■ Source records ■
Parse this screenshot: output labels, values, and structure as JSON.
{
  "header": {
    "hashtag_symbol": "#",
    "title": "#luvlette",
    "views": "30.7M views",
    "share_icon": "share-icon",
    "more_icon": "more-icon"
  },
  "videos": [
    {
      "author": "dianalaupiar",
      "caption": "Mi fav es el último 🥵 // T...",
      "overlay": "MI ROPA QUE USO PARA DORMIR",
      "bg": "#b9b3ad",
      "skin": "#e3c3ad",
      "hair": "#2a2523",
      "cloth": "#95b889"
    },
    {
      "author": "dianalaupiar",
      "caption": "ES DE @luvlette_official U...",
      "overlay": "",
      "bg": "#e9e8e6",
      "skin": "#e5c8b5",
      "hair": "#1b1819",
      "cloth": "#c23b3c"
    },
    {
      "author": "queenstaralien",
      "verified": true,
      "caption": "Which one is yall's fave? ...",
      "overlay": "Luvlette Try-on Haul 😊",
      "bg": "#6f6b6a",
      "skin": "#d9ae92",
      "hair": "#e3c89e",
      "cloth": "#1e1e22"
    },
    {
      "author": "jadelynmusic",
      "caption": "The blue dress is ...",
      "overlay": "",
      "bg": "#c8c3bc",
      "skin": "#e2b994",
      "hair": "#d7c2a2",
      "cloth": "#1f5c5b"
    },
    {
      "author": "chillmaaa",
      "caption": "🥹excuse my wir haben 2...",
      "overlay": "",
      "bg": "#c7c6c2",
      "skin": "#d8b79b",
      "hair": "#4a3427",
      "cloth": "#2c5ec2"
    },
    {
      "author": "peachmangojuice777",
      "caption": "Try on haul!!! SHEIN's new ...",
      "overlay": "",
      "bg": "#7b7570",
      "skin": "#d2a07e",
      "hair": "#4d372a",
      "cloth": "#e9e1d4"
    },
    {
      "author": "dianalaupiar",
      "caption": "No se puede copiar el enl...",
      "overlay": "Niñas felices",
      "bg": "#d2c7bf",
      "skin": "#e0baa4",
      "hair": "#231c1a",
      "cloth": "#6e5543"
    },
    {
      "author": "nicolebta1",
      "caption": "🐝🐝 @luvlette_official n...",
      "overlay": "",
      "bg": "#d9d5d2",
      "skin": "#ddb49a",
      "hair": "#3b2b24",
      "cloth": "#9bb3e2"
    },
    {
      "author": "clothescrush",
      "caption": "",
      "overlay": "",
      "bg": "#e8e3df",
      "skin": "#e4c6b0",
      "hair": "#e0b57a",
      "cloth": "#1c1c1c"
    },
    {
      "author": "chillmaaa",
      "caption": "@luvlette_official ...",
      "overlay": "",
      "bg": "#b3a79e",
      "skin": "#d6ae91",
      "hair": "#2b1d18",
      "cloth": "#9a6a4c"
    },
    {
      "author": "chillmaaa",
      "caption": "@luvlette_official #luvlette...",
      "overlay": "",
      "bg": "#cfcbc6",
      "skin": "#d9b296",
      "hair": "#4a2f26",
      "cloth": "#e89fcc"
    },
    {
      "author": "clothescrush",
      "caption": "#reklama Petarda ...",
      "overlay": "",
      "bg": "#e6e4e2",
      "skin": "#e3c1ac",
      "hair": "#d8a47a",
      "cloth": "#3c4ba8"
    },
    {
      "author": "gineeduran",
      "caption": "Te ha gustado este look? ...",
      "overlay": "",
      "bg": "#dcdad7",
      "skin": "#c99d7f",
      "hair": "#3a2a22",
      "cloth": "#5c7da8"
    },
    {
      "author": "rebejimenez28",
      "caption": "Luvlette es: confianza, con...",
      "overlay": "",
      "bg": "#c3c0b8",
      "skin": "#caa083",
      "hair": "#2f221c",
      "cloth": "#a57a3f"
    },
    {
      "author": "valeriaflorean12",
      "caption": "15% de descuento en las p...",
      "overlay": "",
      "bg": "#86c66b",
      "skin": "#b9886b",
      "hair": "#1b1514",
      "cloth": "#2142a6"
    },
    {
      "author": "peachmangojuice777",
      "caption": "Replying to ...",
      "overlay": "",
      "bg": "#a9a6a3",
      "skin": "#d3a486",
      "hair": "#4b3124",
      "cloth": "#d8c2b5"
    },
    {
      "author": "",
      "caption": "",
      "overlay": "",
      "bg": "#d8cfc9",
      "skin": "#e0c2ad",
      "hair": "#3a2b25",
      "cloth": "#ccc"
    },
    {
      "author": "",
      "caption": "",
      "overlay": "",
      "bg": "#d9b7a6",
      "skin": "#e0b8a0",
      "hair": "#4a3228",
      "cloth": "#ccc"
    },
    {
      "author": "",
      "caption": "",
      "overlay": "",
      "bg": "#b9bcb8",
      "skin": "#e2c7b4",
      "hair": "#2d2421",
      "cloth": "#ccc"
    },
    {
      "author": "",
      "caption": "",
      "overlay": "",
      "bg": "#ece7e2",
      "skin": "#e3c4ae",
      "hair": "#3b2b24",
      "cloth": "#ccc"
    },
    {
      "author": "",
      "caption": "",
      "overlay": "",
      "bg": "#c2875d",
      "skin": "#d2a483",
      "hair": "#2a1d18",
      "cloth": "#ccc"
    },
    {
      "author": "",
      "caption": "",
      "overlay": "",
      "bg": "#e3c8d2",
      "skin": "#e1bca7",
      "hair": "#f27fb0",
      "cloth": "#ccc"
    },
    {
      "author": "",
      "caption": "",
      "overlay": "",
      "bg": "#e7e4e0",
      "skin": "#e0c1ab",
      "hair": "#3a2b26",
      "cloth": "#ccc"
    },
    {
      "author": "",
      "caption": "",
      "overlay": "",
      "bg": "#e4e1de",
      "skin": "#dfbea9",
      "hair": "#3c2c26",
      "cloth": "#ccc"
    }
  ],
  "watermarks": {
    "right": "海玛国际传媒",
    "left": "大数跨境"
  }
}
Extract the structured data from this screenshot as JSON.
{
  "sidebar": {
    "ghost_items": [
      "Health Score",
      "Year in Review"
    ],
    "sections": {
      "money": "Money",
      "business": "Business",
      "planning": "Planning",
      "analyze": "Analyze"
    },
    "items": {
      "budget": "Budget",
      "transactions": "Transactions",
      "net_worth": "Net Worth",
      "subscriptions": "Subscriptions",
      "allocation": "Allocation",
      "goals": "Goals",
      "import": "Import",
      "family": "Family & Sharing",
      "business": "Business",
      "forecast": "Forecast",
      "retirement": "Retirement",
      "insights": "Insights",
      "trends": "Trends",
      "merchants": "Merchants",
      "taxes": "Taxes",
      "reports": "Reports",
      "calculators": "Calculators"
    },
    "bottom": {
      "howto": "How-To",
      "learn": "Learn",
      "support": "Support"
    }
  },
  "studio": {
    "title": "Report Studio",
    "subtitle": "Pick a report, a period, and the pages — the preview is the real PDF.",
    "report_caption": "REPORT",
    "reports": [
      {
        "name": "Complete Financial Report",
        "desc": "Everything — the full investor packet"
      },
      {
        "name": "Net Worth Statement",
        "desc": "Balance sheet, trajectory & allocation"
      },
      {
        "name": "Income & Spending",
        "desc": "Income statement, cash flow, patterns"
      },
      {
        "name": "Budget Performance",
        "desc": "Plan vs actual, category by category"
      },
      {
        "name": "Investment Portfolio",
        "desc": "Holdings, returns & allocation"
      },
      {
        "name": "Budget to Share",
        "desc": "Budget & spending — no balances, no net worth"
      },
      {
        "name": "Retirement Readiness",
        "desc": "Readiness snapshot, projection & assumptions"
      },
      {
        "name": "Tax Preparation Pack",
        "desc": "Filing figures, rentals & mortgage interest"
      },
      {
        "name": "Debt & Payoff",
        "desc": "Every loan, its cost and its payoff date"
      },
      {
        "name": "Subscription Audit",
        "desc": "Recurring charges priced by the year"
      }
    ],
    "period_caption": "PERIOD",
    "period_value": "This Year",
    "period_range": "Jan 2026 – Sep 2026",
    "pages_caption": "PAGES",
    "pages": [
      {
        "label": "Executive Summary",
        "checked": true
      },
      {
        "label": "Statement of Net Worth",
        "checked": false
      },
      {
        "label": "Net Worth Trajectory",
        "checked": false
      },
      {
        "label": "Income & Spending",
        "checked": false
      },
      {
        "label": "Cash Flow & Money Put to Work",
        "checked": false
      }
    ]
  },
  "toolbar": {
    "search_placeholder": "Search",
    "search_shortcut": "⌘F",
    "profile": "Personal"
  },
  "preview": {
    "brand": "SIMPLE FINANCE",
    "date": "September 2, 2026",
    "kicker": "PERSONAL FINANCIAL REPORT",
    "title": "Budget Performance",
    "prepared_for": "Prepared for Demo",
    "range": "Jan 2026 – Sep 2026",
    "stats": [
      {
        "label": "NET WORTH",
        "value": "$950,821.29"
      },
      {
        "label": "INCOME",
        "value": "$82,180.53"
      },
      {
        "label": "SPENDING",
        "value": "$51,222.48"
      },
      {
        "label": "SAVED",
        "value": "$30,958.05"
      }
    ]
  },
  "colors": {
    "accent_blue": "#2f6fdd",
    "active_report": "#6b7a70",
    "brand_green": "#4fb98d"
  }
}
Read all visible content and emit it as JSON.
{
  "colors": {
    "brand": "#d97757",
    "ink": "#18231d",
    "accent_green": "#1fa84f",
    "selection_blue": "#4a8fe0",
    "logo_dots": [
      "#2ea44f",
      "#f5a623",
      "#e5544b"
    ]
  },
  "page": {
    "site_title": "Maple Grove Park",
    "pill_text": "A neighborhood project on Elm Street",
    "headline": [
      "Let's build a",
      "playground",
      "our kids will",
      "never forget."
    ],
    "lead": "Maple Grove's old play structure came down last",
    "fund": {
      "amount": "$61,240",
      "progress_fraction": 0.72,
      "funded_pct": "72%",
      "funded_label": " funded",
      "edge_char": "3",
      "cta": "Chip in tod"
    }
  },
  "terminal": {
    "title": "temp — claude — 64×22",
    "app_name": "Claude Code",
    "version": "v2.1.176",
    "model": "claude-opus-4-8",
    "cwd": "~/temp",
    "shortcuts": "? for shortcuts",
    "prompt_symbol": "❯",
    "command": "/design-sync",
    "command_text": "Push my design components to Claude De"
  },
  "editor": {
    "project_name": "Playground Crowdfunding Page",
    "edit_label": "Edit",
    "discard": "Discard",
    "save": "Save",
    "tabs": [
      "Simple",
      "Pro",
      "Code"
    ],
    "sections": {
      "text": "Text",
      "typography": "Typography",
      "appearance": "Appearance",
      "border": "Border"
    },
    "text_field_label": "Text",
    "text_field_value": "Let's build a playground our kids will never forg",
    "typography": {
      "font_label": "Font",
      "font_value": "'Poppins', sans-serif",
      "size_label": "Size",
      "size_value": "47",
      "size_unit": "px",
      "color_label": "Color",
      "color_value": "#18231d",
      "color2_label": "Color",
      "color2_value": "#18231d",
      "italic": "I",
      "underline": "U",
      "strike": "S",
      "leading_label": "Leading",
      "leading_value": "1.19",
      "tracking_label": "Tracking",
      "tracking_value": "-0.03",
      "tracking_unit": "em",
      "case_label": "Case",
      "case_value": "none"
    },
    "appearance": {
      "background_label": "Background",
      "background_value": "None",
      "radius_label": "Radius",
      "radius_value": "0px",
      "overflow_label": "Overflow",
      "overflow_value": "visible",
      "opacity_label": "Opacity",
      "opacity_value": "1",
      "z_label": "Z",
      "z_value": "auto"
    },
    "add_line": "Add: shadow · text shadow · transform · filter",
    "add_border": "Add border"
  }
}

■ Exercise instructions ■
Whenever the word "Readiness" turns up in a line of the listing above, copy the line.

■ Your solution ■
        "name": "Retirement Readiness",
        "desc": "Readiness snapshot, projection & assumptions"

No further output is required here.